EXERCISE PROMPT: Faithfully repeat each entry below, minus the pictures.

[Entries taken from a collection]
● ● ● ●
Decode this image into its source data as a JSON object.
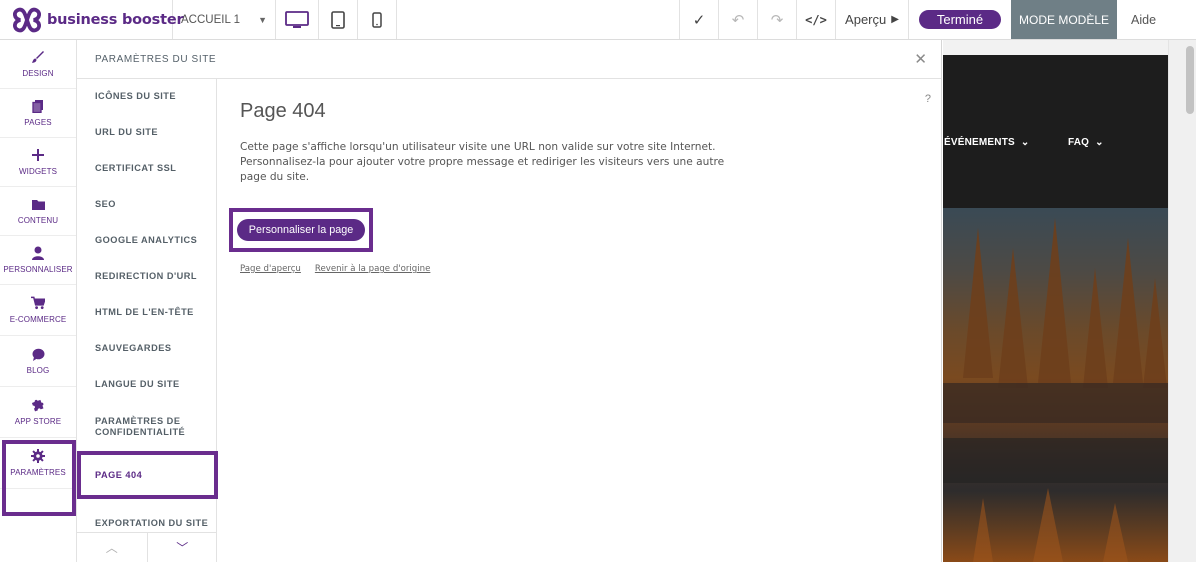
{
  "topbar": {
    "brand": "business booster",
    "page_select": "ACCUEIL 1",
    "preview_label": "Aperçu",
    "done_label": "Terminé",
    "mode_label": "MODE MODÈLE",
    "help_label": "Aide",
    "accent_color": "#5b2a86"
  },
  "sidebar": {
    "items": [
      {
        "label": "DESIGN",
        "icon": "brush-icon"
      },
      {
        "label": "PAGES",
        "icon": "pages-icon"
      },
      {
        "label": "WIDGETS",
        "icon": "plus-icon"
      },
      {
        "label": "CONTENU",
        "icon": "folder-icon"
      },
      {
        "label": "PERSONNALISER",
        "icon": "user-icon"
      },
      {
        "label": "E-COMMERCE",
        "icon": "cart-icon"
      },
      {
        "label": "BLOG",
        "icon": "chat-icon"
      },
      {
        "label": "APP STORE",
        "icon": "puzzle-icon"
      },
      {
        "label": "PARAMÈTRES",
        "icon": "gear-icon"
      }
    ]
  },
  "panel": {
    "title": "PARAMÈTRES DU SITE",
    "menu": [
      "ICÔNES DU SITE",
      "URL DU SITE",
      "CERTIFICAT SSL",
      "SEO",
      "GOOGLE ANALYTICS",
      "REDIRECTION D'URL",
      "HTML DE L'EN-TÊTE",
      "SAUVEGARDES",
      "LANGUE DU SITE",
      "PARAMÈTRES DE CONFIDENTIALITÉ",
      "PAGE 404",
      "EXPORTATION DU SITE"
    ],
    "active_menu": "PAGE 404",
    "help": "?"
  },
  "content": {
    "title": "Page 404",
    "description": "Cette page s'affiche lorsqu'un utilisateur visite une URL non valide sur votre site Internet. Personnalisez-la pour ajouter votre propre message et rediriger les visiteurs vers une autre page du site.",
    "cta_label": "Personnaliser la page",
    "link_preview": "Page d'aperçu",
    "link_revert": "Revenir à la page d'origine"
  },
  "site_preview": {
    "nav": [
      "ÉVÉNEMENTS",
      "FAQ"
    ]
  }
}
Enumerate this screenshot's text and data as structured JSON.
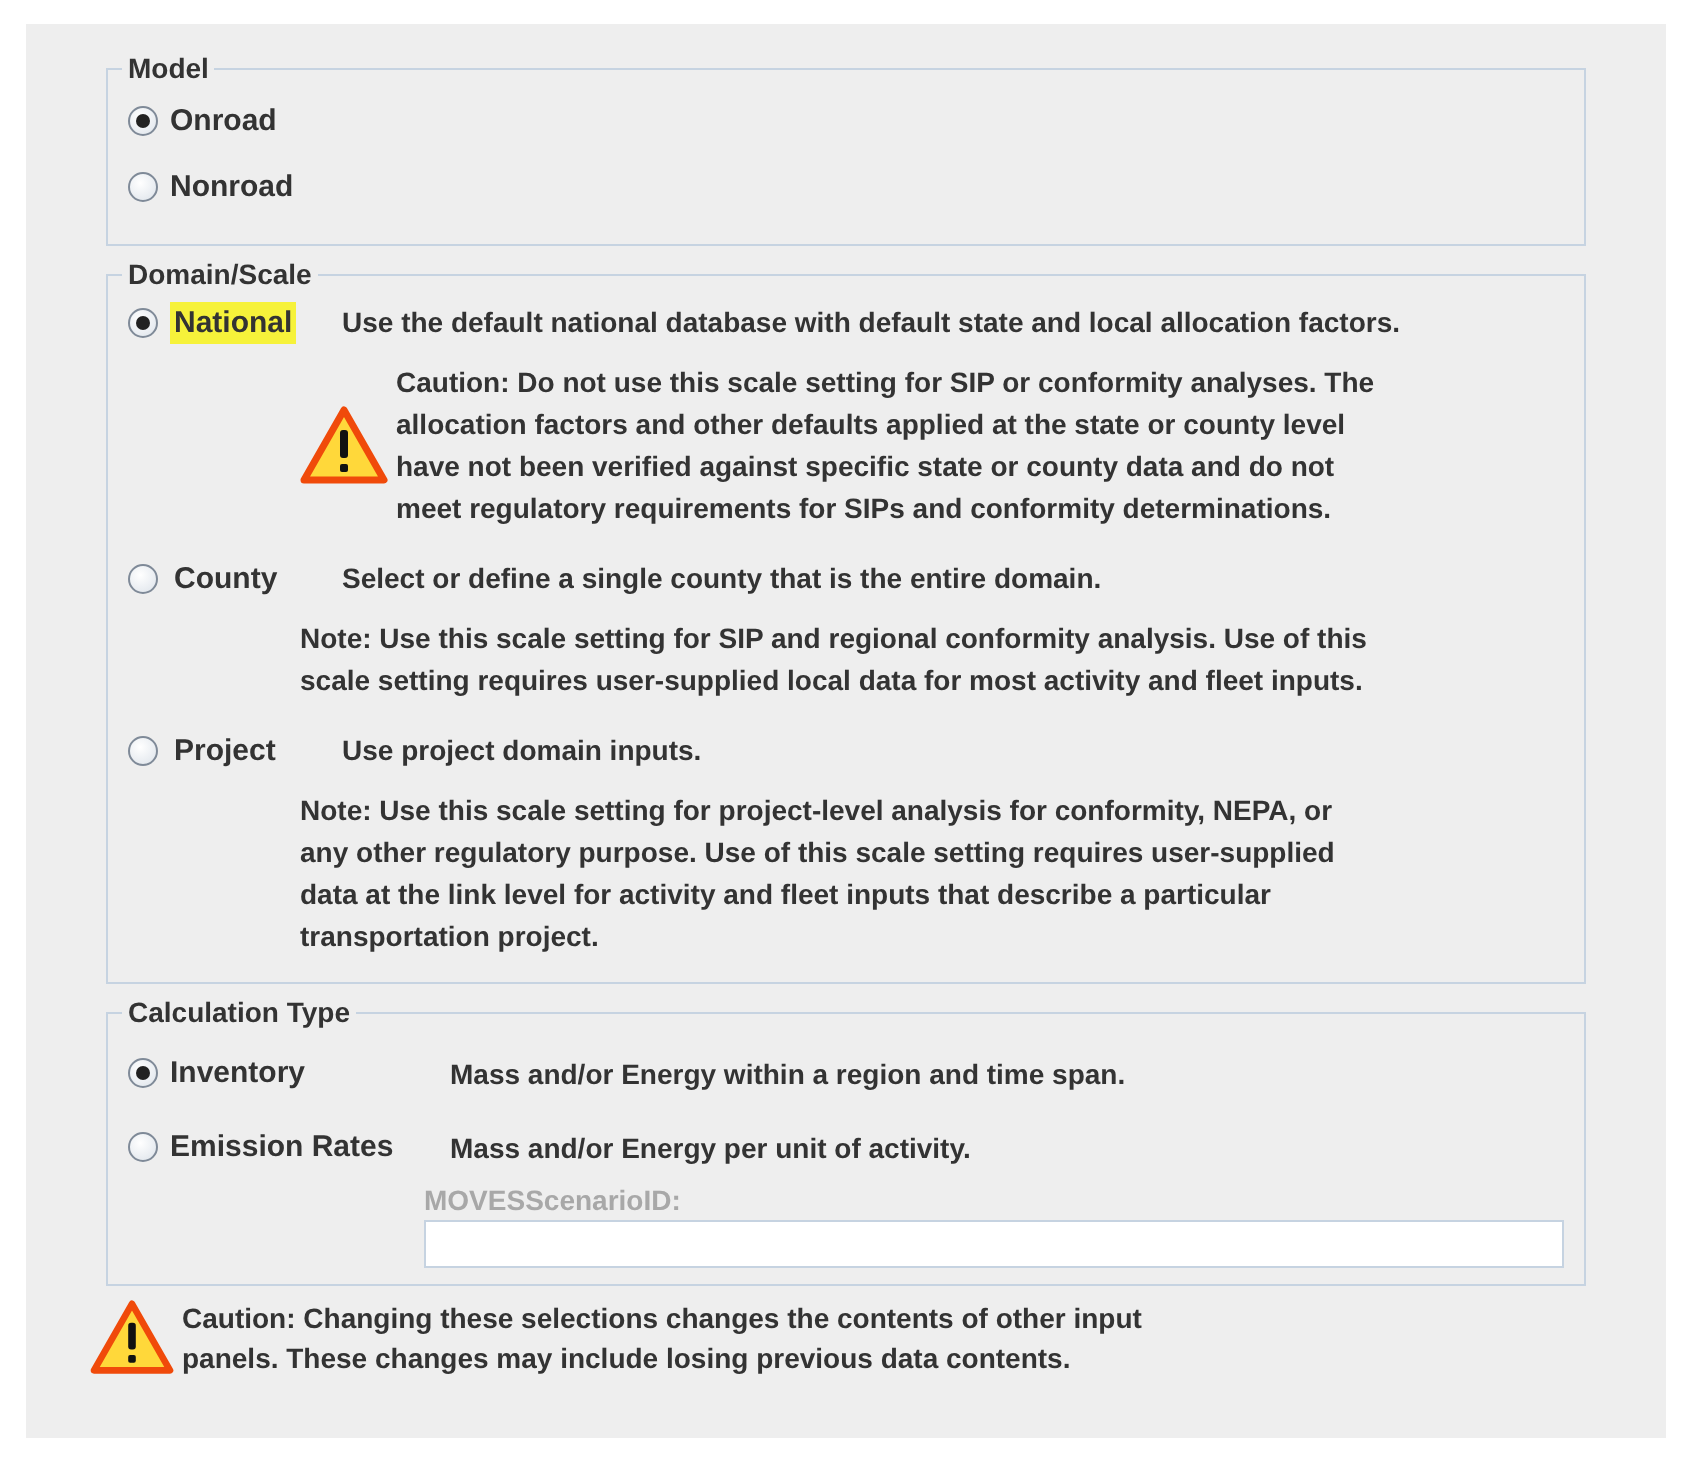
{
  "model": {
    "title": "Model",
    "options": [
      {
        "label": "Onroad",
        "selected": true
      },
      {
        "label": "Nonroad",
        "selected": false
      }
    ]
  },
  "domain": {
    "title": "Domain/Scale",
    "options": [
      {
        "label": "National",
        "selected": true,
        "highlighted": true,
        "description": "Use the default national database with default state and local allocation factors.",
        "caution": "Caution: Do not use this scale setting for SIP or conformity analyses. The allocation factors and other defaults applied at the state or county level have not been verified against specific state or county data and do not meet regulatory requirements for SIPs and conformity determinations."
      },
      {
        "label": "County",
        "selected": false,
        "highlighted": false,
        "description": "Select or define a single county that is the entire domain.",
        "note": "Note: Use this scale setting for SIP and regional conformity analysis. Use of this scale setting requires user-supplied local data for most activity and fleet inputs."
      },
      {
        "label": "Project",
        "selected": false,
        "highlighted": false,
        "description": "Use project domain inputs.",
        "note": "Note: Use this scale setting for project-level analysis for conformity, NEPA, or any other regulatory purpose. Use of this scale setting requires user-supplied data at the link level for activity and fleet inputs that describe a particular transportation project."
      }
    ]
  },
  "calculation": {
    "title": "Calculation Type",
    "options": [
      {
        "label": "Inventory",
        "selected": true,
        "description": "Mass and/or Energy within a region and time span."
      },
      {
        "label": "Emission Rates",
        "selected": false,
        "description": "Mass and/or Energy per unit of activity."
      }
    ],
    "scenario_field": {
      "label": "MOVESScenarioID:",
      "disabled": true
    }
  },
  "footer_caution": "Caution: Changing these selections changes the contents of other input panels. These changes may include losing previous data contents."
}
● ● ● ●
OUTPUT OF THE TASK:
Decode this image into its source data as a JSON object.
{
  "topbar": {
    "brand": "business booster",
    "page_select": "ACCUEIL 1",
    "preview_label": "Aperçu",
    "done_label": "Terminé",
    "mode_label": "MODE MODÈLE",
    "help_label": "Aide",
    "accent_color": "#5b2a86"
  },
  "sidebar": {
    "items": [
      {
        "label": "DESIGN",
        "icon": "brush-icon"
      },
      {
        "label": "PAGES",
        "icon": "pages-icon"
      },
      {
        "label": "WIDGETS",
        "icon": "plus-icon"
      },
      {
        "label": "CONTENU",
        "icon": "folder-icon"
      },
      {
        "label": "PERSONNALISER",
        "icon": "user-icon"
      },
      {
        "label": "E-COMMERCE",
        "icon": "cart-icon"
      },
      {
        "label": "BLOG",
        "icon": "chat-icon"
      },
      {
        "label": "APP STORE",
        "icon": "puzzle-icon"
      },
      {
        "label": "PARAMÈTRES",
        "icon": "gear-icon"
      }
    ]
  },
  "panel": {
    "title": "PARAMÈTRES DU SITE",
    "menu": [
      "ICÔNES DU SITE",
      "URL DU SITE",
      "CERTIFICAT SSL",
      "SEO",
      "GOOGLE ANALYTICS",
      "REDIRECTION D'URL",
      "HTML DE L'EN-TÊTE",
      "SAUVEGARDES",
      "LANGUE DU SITE",
      "PARAMÈTRES DE CONFIDENTIALITÉ",
      "PAGE 404",
      "EXPORTATION DU SITE"
    ],
    "active_menu": "PAGE 404",
    "help": "?"
  },
  "content": {
    "title": "Page 404",
    "description": "Cette page s'affiche lorsqu'un utilisateur visite une URL non valide sur votre site Internet. Personnalisez-la pour ajouter votre propre message et rediriger les visiteurs vers une autre page du site.",
    "cta_label": "Personnaliser la page",
    "link_preview": "Page d'aperçu",
    "link_revert": "Revenir à la page d'origine"
  },
  "site_preview": {
    "nav": [
      "ÉVÉNEMENTS",
      "FAQ"
    ]
  }
}
Enumerate this screenshot's text and data as structured JSON.
{
  "model": {
    "title": "Model",
    "options": [
      {
        "label": "Onroad",
        "selected": true
      },
      {
        "label": "Nonroad",
        "selected": false
      }
    ]
  },
  "domain": {
    "title": "Domain/Scale",
    "options": [
      {
        "label": "National",
        "selected": true,
        "highlighted": true,
        "description": "Use the default national database with default state and local allocation factors.",
        "caution": "Caution: Do not use this scale setting for SIP or conformity analyses. The allocation factors and other defaults applied at the state or county level have not been verified against specific state or county data and do not meet regulatory requirements for SIPs and conformity determinations."
      },
      {
        "label": "County",
        "selected": false,
        "highlighted": false,
        "description": "Select or define a single county that is the entire domain.",
        "note": "Note: Use this scale setting for SIP and regional conformity analysis. Use of this scale setting requires user-supplied local data for most activity and fleet inputs."
      },
      {
        "label": "Project",
        "selected": false,
        "highlighted": false,
        "description": "Use project domain inputs.",
        "note": "Note: Use this scale setting for project-level analysis for conformity, NEPA, or any other regulatory purpose. Use of this scale setting requires user-supplied data at the link level for activity and fleet inputs that describe a particular transportation project."
      }
    ]
  },
  "calculation": {
    "title": "Calculation Type",
    "options": [
      {
        "label": "Inventory",
        "selected": true,
        "description": "Mass and/or Energy within a region and time span."
      },
      {
        "label": "Emission Rates",
        "selected": false,
        "description": "Mass and/or Energy per unit of activity."
      }
    ],
    "scenario_field": {
      "label": "MOVESScenarioID:",
      "disabled": true
    }
  },
  "footer_caution": "Caution: Changing these selections changes the contents of other input panels. These changes may include losing previous data contents."
}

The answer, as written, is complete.